When can you skip the BitLicense?
Before diving in, make sure you actually need a license (it’s not free). You’re exempt if you’re:
A charitable organization that solely accepts donations in virtual currency.
An individual or business that solely mines virtual currency and sells mined coins in private, non-commercial transactions.
An individual or company that solely develops and disseminates software (as a purely technical service) for the virtual currency space.
If you fall into one of the above categories, stop here.
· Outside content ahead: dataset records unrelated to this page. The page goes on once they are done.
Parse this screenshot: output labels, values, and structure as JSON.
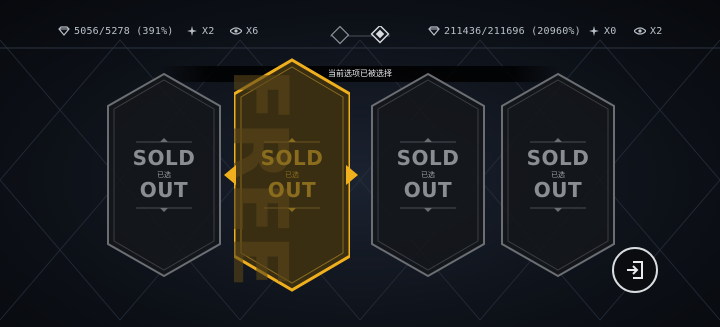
{
  "hud": {
    "left": {
      "shards": "5056/5278 (391%)",
      "tokens": "X2",
      "eyes": "X6"
    },
    "right": {
      "shards": "211436/211696 (20960%)",
      "tokens": "X0",
      "eyes": "X2"
    }
  },
  "banner": "当前选项已被选择",
  "cards": [
    {
      "top": "SOLD",
      "mid": "已选",
      "bottom": "OUT",
      "selected": false
    },
    {
      "top": "SOLD",
      "mid": "已选",
      "bottom": "OUT",
      "selected": true
    },
    {
      "top": "SOLD",
      "mid": "已选",
      "bottom": "OUT",
      "selected": false
    },
    {
      "top": "SOLD",
      "mid": "已选",
      "bottom": "OUT",
      "selected": false
    }
  ],
  "colors": {
    "accent": "#f0b01e",
    "frame": "#6b6f74"
  },
  "exit_icon": "exit-icon"
}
Otherwise, read on.
Who needs a BitLicense?
You need a BitLicense if you are conducting one of the following five activities “involving New York or New Yorkers” (emphasis added):
1. receiving Virtual Currency for transmission or transmitting Virtual Currency;
2. storing, holding, or maintaining custody or control of Virtual Currency on behalf of others;
3. buying and selling Virtual Currency as a customer business;
4. performing exchange services as a customer business; or
5. controlling, administering, or issuing a Virtual Currency.
To simplify, if you are a business, individual, or charitable organization that sends, receives, stores, holds, buys, sells, exchanges, controls, administers, OR issues virtual currency on behalf of others (with even one of those “others” involving a New Yorker or New York), you’ll need a BitLicense. Yes, your business can be located outside New York and still need one. Additionally, if you engage in the transmission of fiat currency as part of your business, you will also need a Money Transmission License.